Although the supreme court, CAG and several other critics maintain that to make the allocation of natural resources a transparent process, auction is the preferred route. It will establish what the market is willing to pay and, therefore, be non-controversial. In its 2G order, the apex court has categorically said so, and CAG’s draft report on coal has quoted it. What most people fail to recognise is that auctions, like any other sale process, can be rigged, manipulated and made restrictive.
In the auction for broadband wireless access (BWA) spectrum in 2010, there were allegations that Infotel, the only bidder to get a pan-India BWA licence, acted as a front for Reliance Industries Ltd (RIL). The day the government announced the winners, RIL announced that it would buy majority stake in Infotel. In the case of auction for national highway projects, there has been a controversy that some of the players were asked not to bid for specific contracts. In that sense, the bidding process was restrictive.
Even in the case of internationally competitive bidding for government projects in sectors like power, allegations have been hurled by state-owned units, like BHEL, and foreign entities that the technical and financial specifications of the bids had been deliberately tailor-made to benefit specific bidders. Lalit Modi, the suspended IPL chairman, was accused of doing the same when the BCCI wanted to add two new teams for the league during the fourth 2011 season.
Therefore, the only thing that can ensure fair play in awarding contracts or allocating natural resources is a transparent mechanism, be it through auction and tender, or by invitation. As long as the public knows what has happened, and how, the process will not be tainted.

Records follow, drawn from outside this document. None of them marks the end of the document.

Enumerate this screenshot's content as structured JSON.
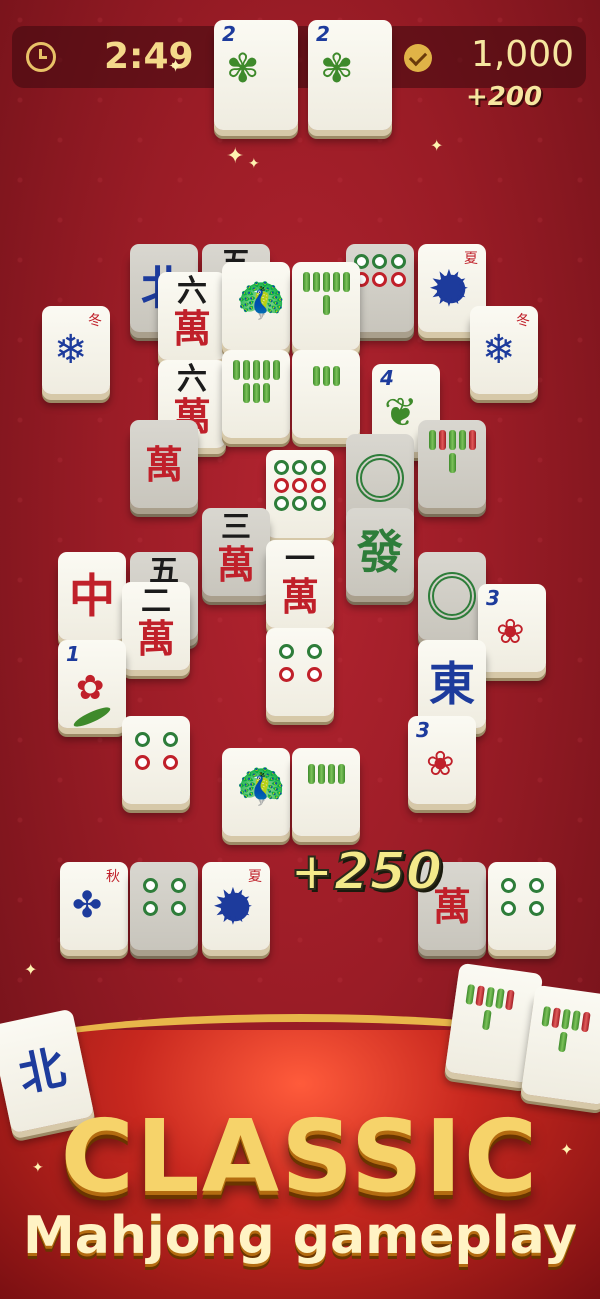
{
  "hud": {
    "timer": "2:49",
    "score": "1,000",
    "bonus": "+200"
  },
  "combo_bonus": "+250",
  "banner": {
    "title": "CLASSIC",
    "subtitle": "Mahjong gameplay"
  },
  "tiles": {
    "six_wan": "六",
    "wan": "萬",
    "five": "五",
    "two": "二",
    "three": "三",
    "one": "一",
    "north": "北",
    "east": "東",
    "green_dragon": "發",
    "red_dragon": "中",
    "winter": "冬",
    "summer": "夏",
    "autumn": "秋",
    "num_2": "2",
    "num_4": "4",
    "num_3": "3",
    "num_1": "1"
  },
  "colors": {
    "background": "#9a1c26",
    "gold": "#f6d36a",
    "tile_face": "#fbfaf3"
  }
}
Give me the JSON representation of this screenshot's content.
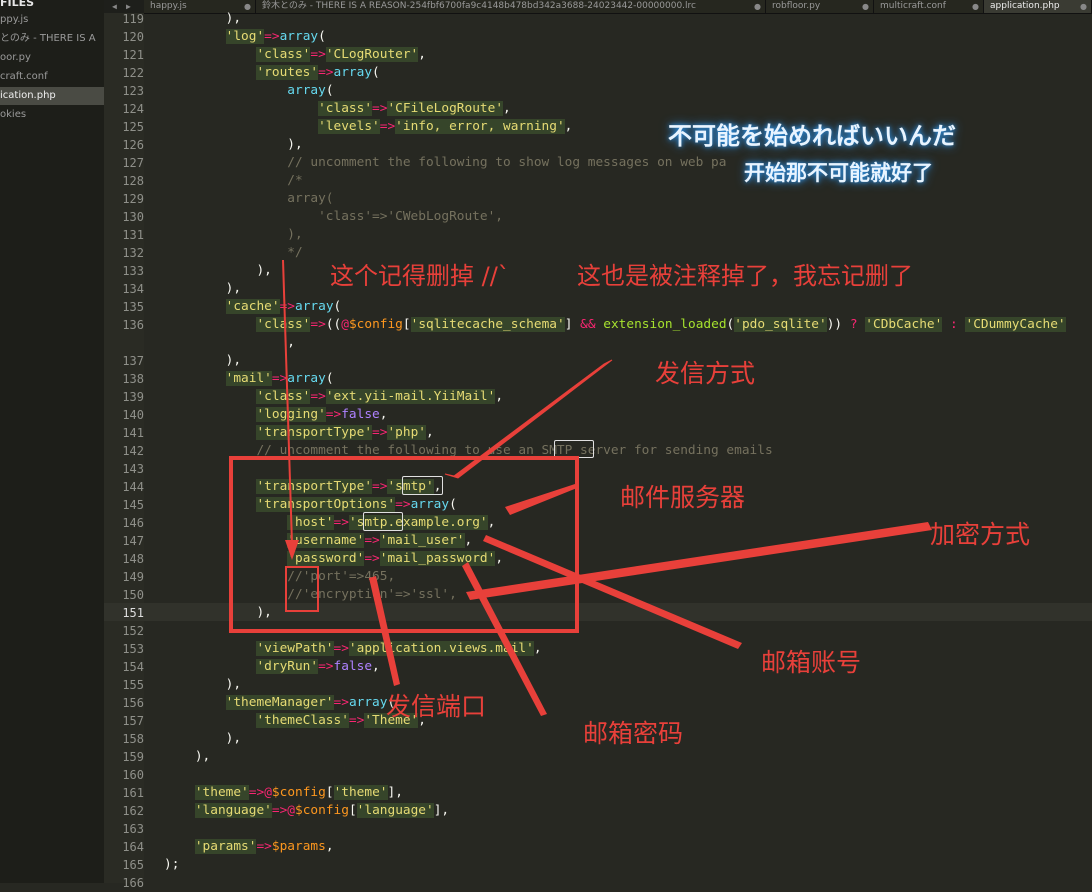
{
  "sidebar": {
    "header": "FILES",
    "items": [
      {
        "label": "ppy.js"
      },
      {
        "label": "とのみ - THERE IS A"
      },
      {
        "label": "oor.py"
      },
      {
        "label": "craft.conf"
      },
      {
        "label": "ication.php",
        "selected": true
      },
      {
        "label": "okies"
      }
    ]
  },
  "tabs": [
    {
      "label": "happy.js",
      "active": false
    },
    {
      "label": "鈴木とのみ - THERE IS A REASON-254fbf6700fa9c4148b478bd342a3688-24023442-00000000.lrc",
      "active": false
    },
    {
      "label": "robfloor.py",
      "active": false
    },
    {
      "label": "multicraft.conf",
      "active": false
    },
    {
      "label": "application.php",
      "active": true
    }
  ],
  "tab_modified_marker": "●",
  "nav": {
    "back": "◀",
    "forward": "▶"
  },
  "editor": {
    "current_line": 151,
    "lines": [
      {
        "n": "119",
        "html": "        <span class=\"w\">),</span>"
      },
      {
        "n": "120",
        "html": "        <span class=\"str q\">'log'</span><span class=\"op\">=></span><span class=\"fn\">array</span><span class=\"w\">(</span>"
      },
      {
        "n": "121",
        "html": "            <span class=\"str q\">'class'</span><span class=\"op\">=></span><span class=\"str q\">'CLogRouter'</span><span class=\"w\">,</span>"
      },
      {
        "n": "122",
        "html": "            <span class=\"str q\">'routes'</span><span class=\"op\">=></span><span class=\"fn\">array</span><span class=\"w\">(</span>"
      },
      {
        "n": "123",
        "html": "                <span class=\"fn\">array</span><span class=\"w\">(</span>"
      },
      {
        "n": "124",
        "html": "                    <span class=\"str q\">'class'</span><span class=\"op\">=></span><span class=\"str q\">'CFileLogRoute'</span><span class=\"w\">,</span>"
      },
      {
        "n": "125",
        "html": "                    <span class=\"str q\">'levels'</span><span class=\"op\">=></span><span class=\"str q\">'info, error, warning'</span><span class=\"w\">,</span>"
      },
      {
        "n": "126",
        "html": "                <span class=\"w\">),</span>"
      },
      {
        "n": "127",
        "html": "                <span class=\"cm\">// uncomment the following to show log messages on web pa</span>"
      },
      {
        "n": "128",
        "html": "                <span class=\"cm\">/*</span>"
      },
      {
        "n": "129",
        "html": "                <span class=\"cm\">array(</span>"
      },
      {
        "n": "130",
        "html": "                    <span class=\"cm\">'class'=>'CWebLogRoute',</span>"
      },
      {
        "n": "131",
        "html": "                <span class=\"cm\">),</span>"
      },
      {
        "n": "132",
        "html": "                <span class=\"cm\">*/</span>"
      },
      {
        "n": "133",
        "html": "            <span class=\"w\">),</span>"
      },
      {
        "n": "134",
        "html": "        <span class=\"w\">),</span>"
      },
      {
        "n": "135",
        "html": "        <span class=\"str q\">'cache'</span><span class=\"op\">=></span><span class=\"fn\">array</span><span class=\"w\">(</span>"
      },
      {
        "n": "136",
        "html": "            <span class=\"str q\">'class'</span><span class=\"op\">=></span><span class=\"w\">((</span><span class=\"op\">@</span><span class=\"var\">$config</span><span class=\"w\">[</span><span class=\"str q\">'sqlitecache_schema'</span><span class=\"w\">] </span><span class=\"op\">&amp;&amp;</span><span class=\"w\"> </span><span class=\"k\">extension_loaded</span><span class=\"w\">(</span><span class=\"str q\">'pdo_sqlite'</span><span class=\"w\">)) </span><span class=\"op\">?</span><span class=\"w\"> </span><span class=\"str q\">'CDbCache'</span><span class=\"w\"> </span><span class=\"op\">:</span><span class=\"w\"> </span><span class=\"str q\">'CDummyCache'</span>"
      },
      {
        "n": "",
        "html": "            <span class=\"w\">    ,</span>"
      },
      {
        "n": "137",
        "html": "        <span class=\"w\">),</span>"
      },
      {
        "n": "138",
        "html": "        <span class=\"str q\">'mail'</span><span class=\"op\">=></span><span class=\"fn\">array</span><span class=\"w\">(</span>"
      },
      {
        "n": "139",
        "html": "            <span class=\"str q\">'class'</span><span class=\"op\">=></span><span class=\"str q\">'ext.yii-mail.YiiMail'</span><span class=\"w\">,</span>"
      },
      {
        "n": "140",
        "html": "            <span class=\"str q\">'logging'</span><span class=\"op\">=></span><span class=\"bl\">false</span><span class=\"w\">,</span>"
      },
      {
        "n": "141",
        "html": "            <span class=\"str q\">'transportType'</span><span class=\"op\">=></span><span class=\"str q\">'php'</span><span class=\"w\">,</span>"
      },
      {
        "n": "142",
        "html": "            <span class=\"cm\">// uncomment the following to use an SMTP server for sending emails</span>"
      },
      {
        "n": "143",
        "html": ""
      },
      {
        "n": "144",
        "html": "            <span class=\"str q\">'transportType'</span><span class=\"op\">=></span><span class=\"str q\">'smtp'</span><span class=\"w\">,</span>"
      },
      {
        "n": "145",
        "html": "            <span class=\"str q\">'transportOptions'</span><span class=\"op\">=></span><span class=\"fn\">array</span><span class=\"w\">(</span>"
      },
      {
        "n": "146",
        "html": "                <span class=\"str q\">'host'</span><span class=\"op\">=></span><span class=\"str q\">'smtp.example.org'</span><span class=\"w\">,</span>"
      },
      {
        "n": "147",
        "html": "                <span class=\"str q\">'username'</span><span class=\"op\">=></span><span class=\"str q\">'mail_user'</span><span class=\"w\">,</span>"
      },
      {
        "n": "148",
        "html": "                <span class=\"str q\">'password'</span><span class=\"op\">=></span><span class=\"str q\">'mail_password'</span><span class=\"w\">,</span>"
      },
      {
        "n": "149",
        "html": "                <span class=\"cm\">//'port'=>465,</span>"
      },
      {
        "n": "150",
        "html": "                <span class=\"cm\">//'encryption'=>'ssl',</span>"
      },
      {
        "n": "151",
        "html": "            <span class=\"w\">),</span>"
      },
      {
        "n": "152",
        "html": ""
      },
      {
        "n": "153",
        "html": "            <span class=\"str q\">'viewPath'</span><span class=\"op\">=></span><span class=\"str q\">'application.views.mail'</span><span class=\"w\">,</span>"
      },
      {
        "n": "154",
        "html": "            <span class=\"str q\">'dryRun'</span><span class=\"op\">=></span><span class=\"bl\">false</span><span class=\"w\">,</span>"
      },
      {
        "n": "155",
        "html": "        <span class=\"w\">),</span>"
      },
      {
        "n": "156",
        "html": "        <span class=\"str q\">'themeManager'</span><span class=\"op\">=></span><span class=\"fn\">array</span><span class=\"w\">(</span>"
      },
      {
        "n": "157",
        "html": "            <span class=\"str q\">'themeClass'</span><span class=\"op\">=></span><span class=\"str q\">'Theme'</span><span class=\"w\">,</span>"
      },
      {
        "n": "158",
        "html": "        <span class=\"w\">),</span>"
      },
      {
        "n": "159",
        "html": "    <span class=\"w\">),</span>"
      },
      {
        "n": "160",
        "html": ""
      },
      {
        "n": "161",
        "html": "    <span class=\"str q\">'theme'</span><span class=\"op\">=></span><span class=\"op\">@</span><span class=\"var\">$config</span><span class=\"w\">[</span><span class=\"str q\">'theme'</span><span class=\"w\">],</span>"
      },
      {
        "n": "162",
        "html": "    <span class=\"str q\">'language'</span><span class=\"op\">=></span><span class=\"op\">@</span><span class=\"var\">$config</span><span class=\"w\">[</span><span class=\"str q\">'language'</span><span class=\"w\">],</span>"
      },
      {
        "n": "163",
        "html": ""
      },
      {
        "n": "164",
        "html": "    <span class=\"str q\">'params'</span><span class=\"op\">=></span><span class=\"var\">$params</span><span class=\"w\">,</span>"
      },
      {
        "n": "165",
        "html": "<span class=\"w\">);</span>"
      },
      {
        "n": "166",
        "html": ""
      }
    ]
  },
  "overlay": {
    "jp_title": "不可能を始めればいいんだ",
    "cn_subtitle": "开始那不可能就好了"
  },
  "annotations": {
    "delete_note": "这个记得删掉 //`",
    "forgot_note": "这也是被注释掉了，我忘记删了",
    "send_method": "发信方式",
    "mail_server": "邮件服务器",
    "encryption": "加密方式",
    "mail_account": "邮箱账号",
    "send_port": "发信端口",
    "mail_password": "邮箱密码"
  },
  "colors": {
    "annotation_red": "#e8403a",
    "editor_bg": "#272822",
    "keyword_green": "#a6e22e",
    "string_yellow": "#e6db74",
    "operator_pink": "#f92672",
    "function_cyan": "#66d9ef",
    "variable_orange": "#fd971f",
    "comment_gray": "#75715e"
  }
}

Meanwhile, CAG should hone its calculative and mathematical skills to audit them better.
This article first appeared in the April 1-15 issue of Governance Now.
Srinivas is a business analyst who has written several books.